“Jonny’s just got this thing going on right now,” manager Joe Maddon said. “He knows where the ball is going and he gets the high-number velocity when he wants to. He’s not just pitching at 92, 93, 94 (mph). It’s in his back pocket when he needs it. And he gets it with command when he wants it.

“As well as I’ve seen him pitch – I know he had a great run last year also – from a stuff perspective, command perspective, it’s as good as he can pitch.”

This $155 million investment will at some point become a sunk cost. The Cubs understand the history of nine-figure contracts for pitchers and how desperately they need reinforcements. But almost 100 innings into this title defense, Lester feels like he’s just getting started. 

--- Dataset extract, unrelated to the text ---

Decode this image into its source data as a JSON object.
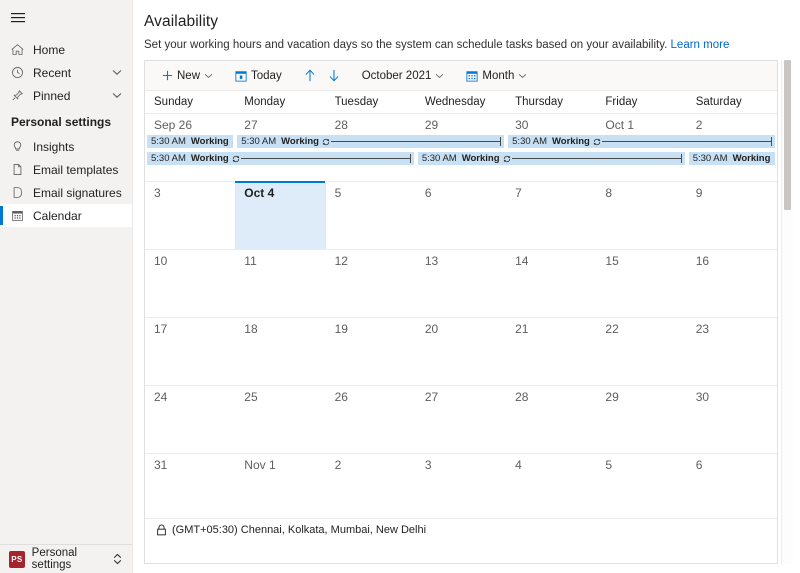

“I feel better now than I did in April and May, for sure,” Lester said. “I think bigger bodies just take a while sometimes. Some years are different than others. Some years you come out like gangbusters and you’re ready to go and the body feels fine. And other years it takes a while to get into that rhythm of pitching every five days again. This was one of those years.”